THE PROBLEM » Below are entries to reproduce exactly, apart from their pictures.
··· TASK INPUTS ···
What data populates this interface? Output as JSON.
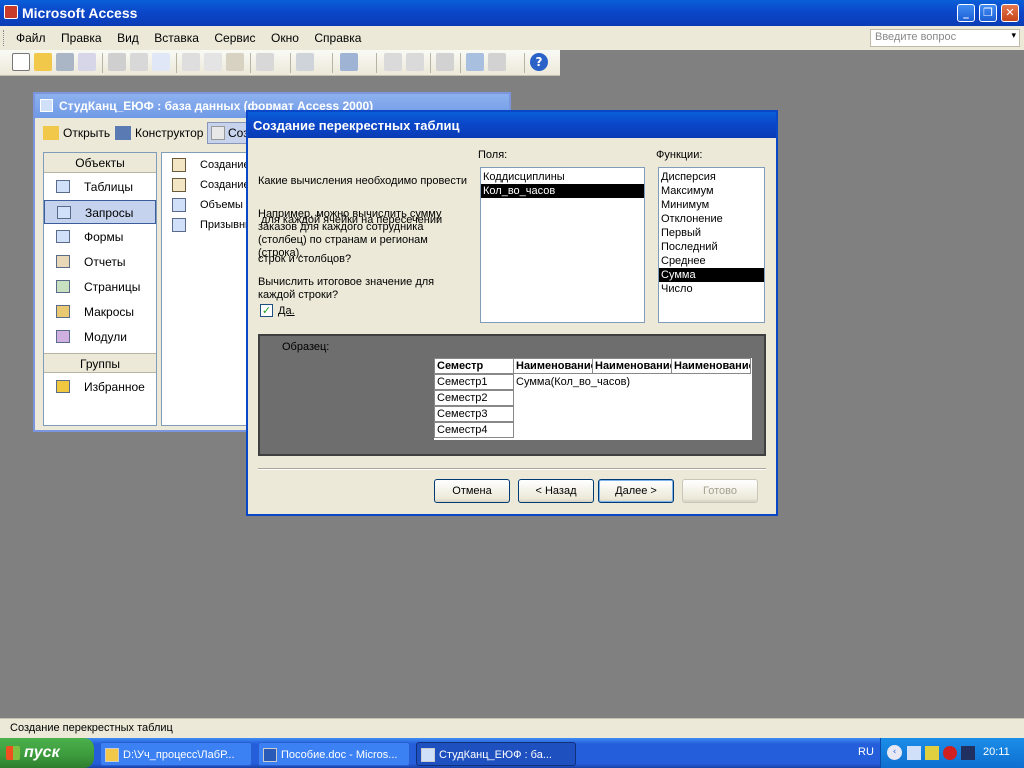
{
  "app": {
    "title": "Microsoft Access"
  },
  "menu": [
    "Файл",
    "Правка",
    "Вид",
    "Вставка",
    "Сервис",
    "Окно",
    "Справка"
  ],
  "ask_question": {
    "placeholder": "Введите вопрос"
  },
  "db_window": {
    "title": "СтудКанц_ЕЮФ : база данных (формат Access 2000)",
    "toolbar": {
      "open": "Открыть",
      "designer": "Конструктор",
      "create": "Создать"
    },
    "objects_header": "Объекты",
    "objects": [
      "Таблицы",
      "Запросы",
      "Формы",
      "Отчеты",
      "Страницы",
      "Макросы",
      "Модули"
    ],
    "groups_header": "Группы",
    "groups": [
      "Избранное"
    ],
    "items": [
      "Создание запроса в режиме конструктора",
      "Создание запроса с помощью мастера",
      "Объемы часов",
      "Призывники"
    ]
  },
  "wizard": {
    "title": "Создание перекрестных таблиц",
    "question": [
      "Какие вычисления необходимо провести",
      " для каждой ячейки на пересечении",
      "строк и столбцов?"
    ],
    "example": [
      "Например, можно вычислить сумму",
      "заказов для каждого сотрудника",
      "(столбец) по странам и регионам",
      "(строка)."
    ],
    "total_question": [
      "Вычислить итоговое значение для",
      "каждой строки?"
    ],
    "checkbox_label": "Да.",
    "checkbox_checked": true,
    "fields_label": "Поля:",
    "fields": [
      "Коддисциплины",
      "Кол_во_часов"
    ],
    "fields_selected": "Кол_во_часов",
    "functions_label": "Функции:",
    "functions": [
      "Дисперсия",
      "Максимум",
      "Минимум",
      "Отклонение",
      "Первый",
      "Последний",
      "Среднее",
      "Сумма",
      "Число"
    ],
    "functions_selected": "Сумма",
    "sample_label": "Образец:",
    "sample": {
      "headers": [
        "Семестр",
        "Наименование",
        "Наименование",
        "Наименование"
      ],
      "rows": [
        "Семестр1",
        "Семестр2",
        "Семестр3",
        "Семестр4"
      ],
      "formula": "Сумма(Кол_во_часов)"
    },
    "buttons": {
      "cancel": "Отмена",
      "back": "< Назад",
      "next": "Далее >",
      "finish": "Готово"
    }
  },
  "status_bar": {
    "text": "Создание перекрестных таблиц"
  },
  "taskbar": {
    "start": "пуск",
    "items": [
      "D:\\Уч_процесс\\ЛабР...",
      "Пособие.doc - Micros...",
      "СтудКанц_ЕЮФ : ба..."
    ],
    "lang": "RU",
    "clock": "20:11"
  },
  "colors": {
    "xp_blue": "#0a46c8",
    "start_green": "#3c9a3c",
    "dialog_bg": "#ece9d8",
    "selection": "#000000"
  }
}
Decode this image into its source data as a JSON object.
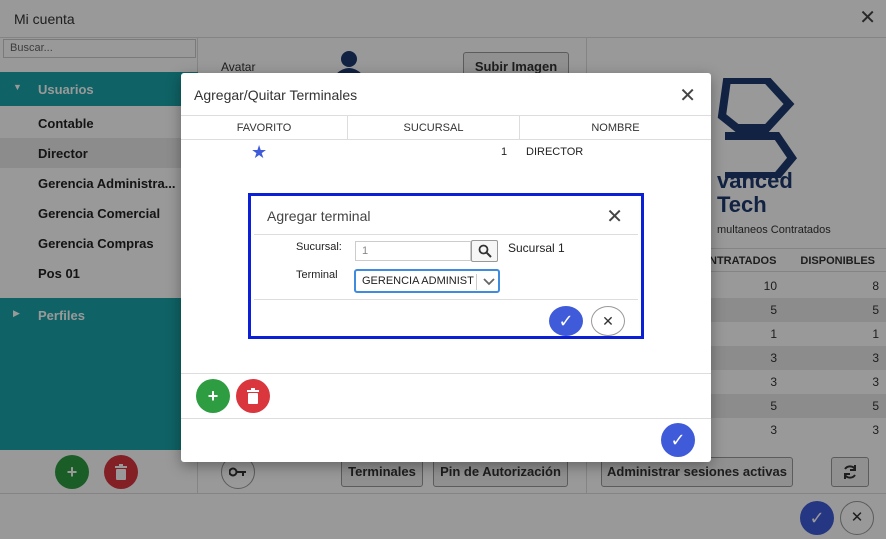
{
  "window": {
    "title": "Mi cuenta"
  },
  "sidebar": {
    "search_placeholder": "Buscar...",
    "group_users": "Usuarios",
    "users": [
      "Contable",
      "Director",
      "Gerencia Administra...",
      "Gerencia Comercial",
      "Gerencia Compras",
      "Pos 01"
    ],
    "selected_user": "Director",
    "group_profiles": "Perfiles"
  },
  "content": {
    "avatar_label": "Avatar",
    "upload_button": "Subir Imagen",
    "terminals_button": "Terminales",
    "pin_button": "Pin de Autorización"
  },
  "right": {
    "logo_line1": "vanced",
    "logo_line2": "Tech",
    "concurrent_label": "multaneos Contratados",
    "col_contracted": "NTRATADOS",
    "col_available": "DISPONIBLES",
    "rows": [
      {
        "contracted": "10",
        "available": "8"
      },
      {
        "contracted": "5",
        "available": "5"
      },
      {
        "contracted": "1",
        "available": "1"
      },
      {
        "contracted": "3",
        "available": "3"
      },
      {
        "contracted": "3",
        "available": "3"
      },
      {
        "contracted": "5",
        "available": "5"
      },
      {
        "contracted": "3",
        "available": "3"
      }
    ],
    "sessions_button": "Administrar sesiones activas"
  },
  "dialog": {
    "title": "Agregar/Quitar Terminales",
    "columns": [
      "FAVORITO",
      "SUCURSAL",
      "NOMBRE"
    ],
    "rows": [
      {
        "favorite": true,
        "branch": "1",
        "name": "DIRECTOR"
      }
    ]
  },
  "inner_dialog": {
    "title": "Agregar terminal",
    "branch_label": "Sucursal:",
    "branch_value": "1",
    "branch_name": "Sucursal 1",
    "terminal_label": "Terminal",
    "terminal_value": "GERENCIA ADMINIST"
  },
  "icons": {
    "add": "+",
    "confirm": "✓",
    "cancel": "✕",
    "close": "✕"
  },
  "colors": {
    "teal": "#1aa3a8",
    "green": "#2e9c40",
    "red": "#d9363e",
    "blue": "#3f5bd9",
    "highlight": "#0b1fd6"
  }
}
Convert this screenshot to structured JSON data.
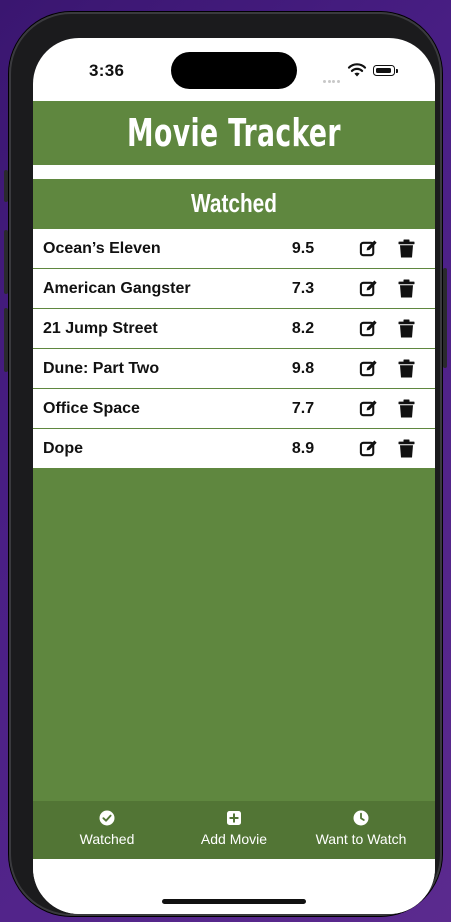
{
  "status_bar": {
    "time": "3:36"
  },
  "app": {
    "title": "Movie Tracker"
  },
  "section": {
    "title": "Watched"
  },
  "movies": [
    {
      "title": "Ocean’s Eleven",
      "rating": "9.5"
    },
    {
      "title": "American Gangster",
      "rating": "7.3"
    },
    {
      "title": "21 Jump Street",
      "rating": "8.2"
    },
    {
      "title": "Dune: Part Two",
      "rating": "9.8"
    },
    {
      "title": "Office Space",
      "rating": "7.7"
    },
    {
      "title": "Dope",
      "rating": "8.9"
    }
  ],
  "tabs": [
    {
      "label": "Watched",
      "icon": "check-circle-icon"
    },
    {
      "label": "Add Movie",
      "icon": "plus-square-icon"
    },
    {
      "label": "Want to Watch",
      "icon": "clock-icon"
    }
  ],
  "colors": {
    "header_green": "#5f873f",
    "tab_bar_green": "#527535",
    "row_background": "#ffffff",
    "text_dark": "#111111"
  }
}
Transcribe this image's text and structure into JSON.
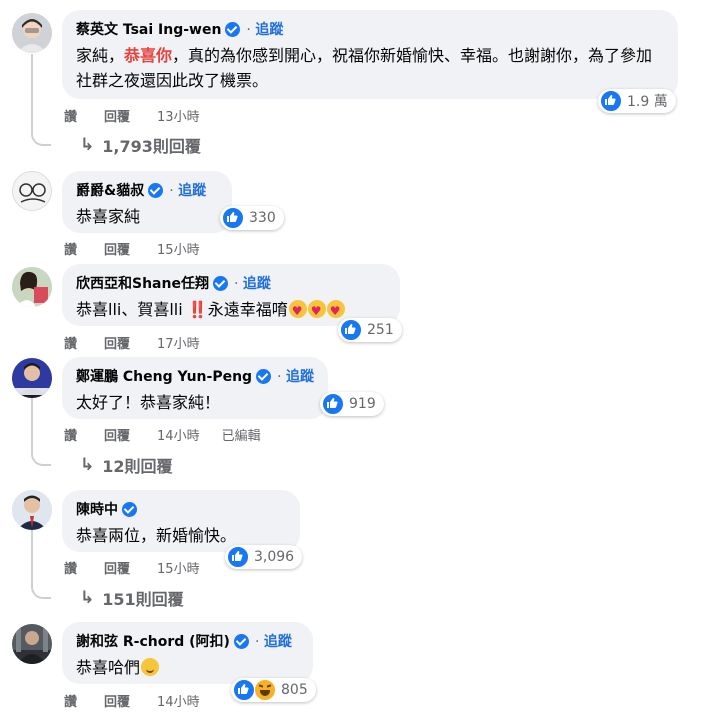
{
  "comments": [
    {
      "name": "蔡英文 Tsai Ing-wen",
      "follow": "追蹤",
      "text_pre": "家純，",
      "text_hl": "恭喜你",
      "text_post": "，真的為你感到開心，祝福你新婚愉快、幸福。也謝謝你，為了參加社群之夜還因此改了機票。",
      "like": "讚",
      "reply": "回覆",
      "time": "13小時",
      "reactions": "1.9 萬",
      "replies": "1,793則回覆"
    },
    {
      "name": "爵爵&貓叔",
      "follow": "追蹤",
      "text": "恭喜家純",
      "like": "讚",
      "reply": "回覆",
      "time": "15小時",
      "reactions": "330"
    },
    {
      "name": "欣西亞和Shane任翔",
      "follow": "追蹤",
      "text_a": "恭喜lli、賀喜lli ",
      "text_b": "‼️",
      "text_c": "永遠幸福唷",
      "like": "讚",
      "reply": "回覆",
      "time": "17小時",
      "reactions": "251"
    },
    {
      "name": "鄭運鵬 Cheng Yun-Peng",
      "follow": "追蹤",
      "text": "太好了！恭喜家純！",
      "like": "讚",
      "reply": "回覆",
      "time": "14小時",
      "edited": "已編輯",
      "reactions": "919",
      "replies": "12則回覆"
    },
    {
      "name": "陳時中",
      "text": "恭喜兩位，新婚愉快。",
      "like": "讚",
      "reply": "回覆",
      "time": "15小時",
      "reactions": "3,096",
      "replies": "151則回覆"
    },
    {
      "name": "謝和弦 R-chord (阿扣)",
      "follow": "追蹤",
      "text": "恭喜哈們",
      "like": "讚",
      "reply": "回覆",
      "time": "14小時",
      "reactions": "805"
    }
  ],
  "colors": {
    "link_blue": "#216fdb",
    "highlight_red": "#e9423e",
    "bubble_bg": "#f0f2f5",
    "meta_gray": "#65676b",
    "like_blue": "#1877f2"
  },
  "icons": [
    "verified-badge-icon",
    "like-reaction-icon",
    "haha-reaction-icon",
    "reply-arrow-icon"
  ]
}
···
YOUR RESPONSE »
What data populates this interface? Output as JSON.
{
  "app": {
    "title": "Microsoft Access"
  },
  "menu": [
    "Файл",
    "Правка",
    "Вид",
    "Вставка",
    "Сервис",
    "Окно",
    "Справка"
  ],
  "ask_question": {
    "placeholder": "Введите вопрос"
  },
  "db_window": {
    "title": "СтудКанц_ЕЮФ : база данных (формат Access 2000)",
    "toolbar": {
      "open": "Открыть",
      "designer": "Конструктор",
      "create": "Создать"
    },
    "objects_header": "Объекты",
    "objects": [
      "Таблицы",
      "Запросы",
      "Формы",
      "Отчеты",
      "Страницы",
      "Макросы",
      "Модули"
    ],
    "groups_header": "Группы",
    "groups": [
      "Избранное"
    ],
    "items": [
      "Создание запроса в режиме конструктора",
      "Создание запроса с помощью мастера",
      "Объемы часов",
      "Призывники"
    ]
  },
  "wizard": {
    "title": "Создание перекрестных таблиц",
    "question": [
      "Какие вычисления необходимо провести",
      " для каждой ячейки на пересечении",
      "строк и столбцов?"
    ],
    "example": [
      "Например, можно вычислить сумму",
      "заказов для каждого сотрудника",
      "(столбец) по странам и регионам",
      "(строка)."
    ],
    "total_question": [
      "Вычислить итоговое значение для",
      "каждой строки?"
    ],
    "checkbox_label": "Да.",
    "checkbox_checked": true,
    "fields_label": "Поля:",
    "fields": [
      "Коддисциплины",
      "Кол_во_часов"
    ],
    "fields_selected": "Кол_во_часов",
    "functions_label": "Функции:",
    "functions": [
      "Дисперсия",
      "Максимум",
      "Минимум",
      "Отклонение",
      "Первый",
      "Последний",
      "Среднее",
      "Сумма",
      "Число"
    ],
    "functions_selected": "Сумма",
    "sample_label": "Образец:",
    "sample": {
      "headers": [
        "Семестр",
        "Наименование",
        "Наименование",
        "Наименование"
      ],
      "rows": [
        "Семестр1",
        "Семестр2",
        "Семестр3",
        "Семестр4"
      ],
      "formula": "Сумма(Кол_во_часов)"
    },
    "buttons": {
      "cancel": "Отмена",
      "back": "< Назад",
      "next": "Далее >",
      "finish": "Готово"
    }
  },
  "status_bar": {
    "text": "Создание перекрестных таблиц"
  },
  "taskbar": {
    "start": "пуск",
    "items": [
      "D:\\Уч_процесс\\ЛабР...",
      "Пособие.doc - Micros...",
      "СтудКанц_ЕЮФ : ба..."
    ],
    "lang": "RU",
    "clock": "20:11"
  },
  "colors": {
    "xp_blue": "#0a46c8",
    "start_green": "#3c9a3c",
    "dialog_bg": "#ece9d8",
    "selection": "#000000"
  }
}
Decode this image into its source data as a JSON object.
{
  "window": {
    "title": "Mi cuenta"
  },
  "sidebar": {
    "search_placeholder": "Buscar...",
    "group_users": "Usuarios",
    "users": [
      "Contable",
      "Director",
      "Gerencia Administra...",
      "Gerencia Comercial",
      "Gerencia Compras",
      "Pos 01"
    ],
    "selected_user": "Director",
    "group_profiles": "Perfiles"
  },
  "content": {
    "avatar_label": "Avatar",
    "upload_button": "Subir Imagen",
    "terminals_button": "Terminales",
    "pin_button": "Pin de Autorización"
  },
  "right": {
    "logo_line1": "vanced",
    "logo_line2": "Tech",
    "concurrent_label": "multaneos Contratados",
    "col_contracted": "NTRATADOS",
    "col_available": "DISPONIBLES",
    "rows": [
      {
        "contracted": "10",
        "available": "8"
      },
      {
        "contracted": "5",
        "available": "5"
      },
      {
        "contracted": "1",
        "available": "1"
      },
      {
        "contracted": "3",
        "available": "3"
      },
      {
        "contracted": "3",
        "available": "3"
      },
      {
        "contracted": "5",
        "available": "5"
      },
      {
        "contracted": "3",
        "available": "3"
      }
    ],
    "sessions_button": "Administrar sesiones activas"
  },
  "dialog": {
    "title": "Agregar/Quitar Terminales",
    "columns": [
      "FAVORITO",
      "SUCURSAL",
      "NOMBRE"
    ],
    "rows": [
      {
        "favorite": true,
        "branch": "1",
        "name": "DIRECTOR"
      }
    ]
  },
  "inner_dialog": {
    "title": "Agregar terminal",
    "branch_label": "Sucursal:",
    "branch_value": "1",
    "branch_name": "Sucursal 1",
    "terminal_label": "Terminal",
    "terminal_value": "GERENCIA ADMINIST"
  },
  "icons": {
    "add": "+",
    "confirm": "✓",
    "cancel": "✕",
    "close": "✕"
  },
  "colors": {
    "teal": "#1aa3a8",
    "green": "#2e9c40",
    "red": "#d9363e",
    "blue": "#3f5bd9",
    "highlight": "#0b1fd6"
  }
}
Convert this screenshot to structured JSON data.
{
  "status_bar": {
    "time": "3:36"
  },
  "app": {
    "title": "Movie Tracker"
  },
  "section": {
    "title": "Watched"
  },
  "movies": [
    {
      "title": "Ocean’s Eleven",
      "rating": "9.5"
    },
    {
      "title": "American Gangster",
      "rating": "7.3"
    },
    {
      "title": "21 Jump Street",
      "rating": "8.2"
    },
    {
      "title": "Dune: Part Two",
      "rating": "9.8"
    },
    {
      "title": "Office Space",
      "rating": "7.7"
    },
    {
      "title": "Dope",
      "rating": "8.9"
    }
  ],
  "tabs": [
    {
      "label": "Watched",
      "icon": "check-circle-icon"
    },
    {
      "label": "Add Movie",
      "icon": "plus-square-icon"
    },
    {
      "label": "Want to Watch",
      "icon": "clock-icon"
    }
  ],
  "colors": {
    "header_green": "#5f873f",
    "tab_bar_green": "#527535",
    "row_background": "#ffffff",
    "text_dark": "#111111"
  }
}
Transcribe this image's text and structure into JSON.
{
  "comments": [
    {
      "name": "蔡英文 Tsai Ing-wen",
      "follow": "追蹤",
      "text_pre": "家純，",
      "text_hl": "恭喜你",
      "text_post": "，真的為你感到開心，祝福你新婚愉快、幸福。也謝謝你，為了參加社群之夜還因此改了機票。",
      "like": "讚",
      "reply": "回覆",
      "time": "13小時",
      "reactions": "1.9 萬",
      "replies": "1,793則回覆"
    },
    {
      "name": "爵爵&貓叔",
      "follow": "追蹤",
      "text": "恭喜家純",
      "like": "讚",
      "reply": "回覆",
      "time": "15小時",
      "reactions": "330"
    },
    {
      "name": "欣西亞和Shane任翔",
      "follow": "追蹤",
      "text_a": "恭喜lli、賀喜lli ",
      "text_b": "‼️",
      "text_c": "永遠幸福唷",
      "like": "讚",
      "reply": "回覆",
      "time": "17小時",
      "reactions": "251"
    },
    {
      "name": "鄭運鵬 Cheng Yun-Peng",
      "follow": "追蹤",
      "text": "太好了！恭喜家純！",
      "like": "讚",
      "reply": "回覆",
      "time": "14小時",
      "edited": "已編輯",
      "reactions": "919",
      "replies": "12則回覆"
    },
    {
      "name": "陳時中",
      "text": "恭喜兩位，新婚愉快。",
      "like": "讚",
      "reply": "回覆",
      "time": "15小時",
      "reactions": "3,096",
      "replies": "151則回覆"
    },
    {
      "name": "謝和弦 R-chord (阿扣)",
      "follow": "追蹤",
      "text": "恭喜哈們",
      "like": "讚",
      "reply": "回覆",
      "time": "14小時",
      "reactions": "805"
    }
  ],
  "colors": {
    "link_blue": "#216fdb",
    "highlight_red": "#e9423e",
    "bubble_bg": "#f0f2f5",
    "meta_gray": "#65676b",
    "like_blue": "#1877f2"
  },
  "icons": [
    "verified-badge-icon",
    "like-reaction-icon",
    "haha-reaction-icon",
    "reply-arrow-icon"
  ]
}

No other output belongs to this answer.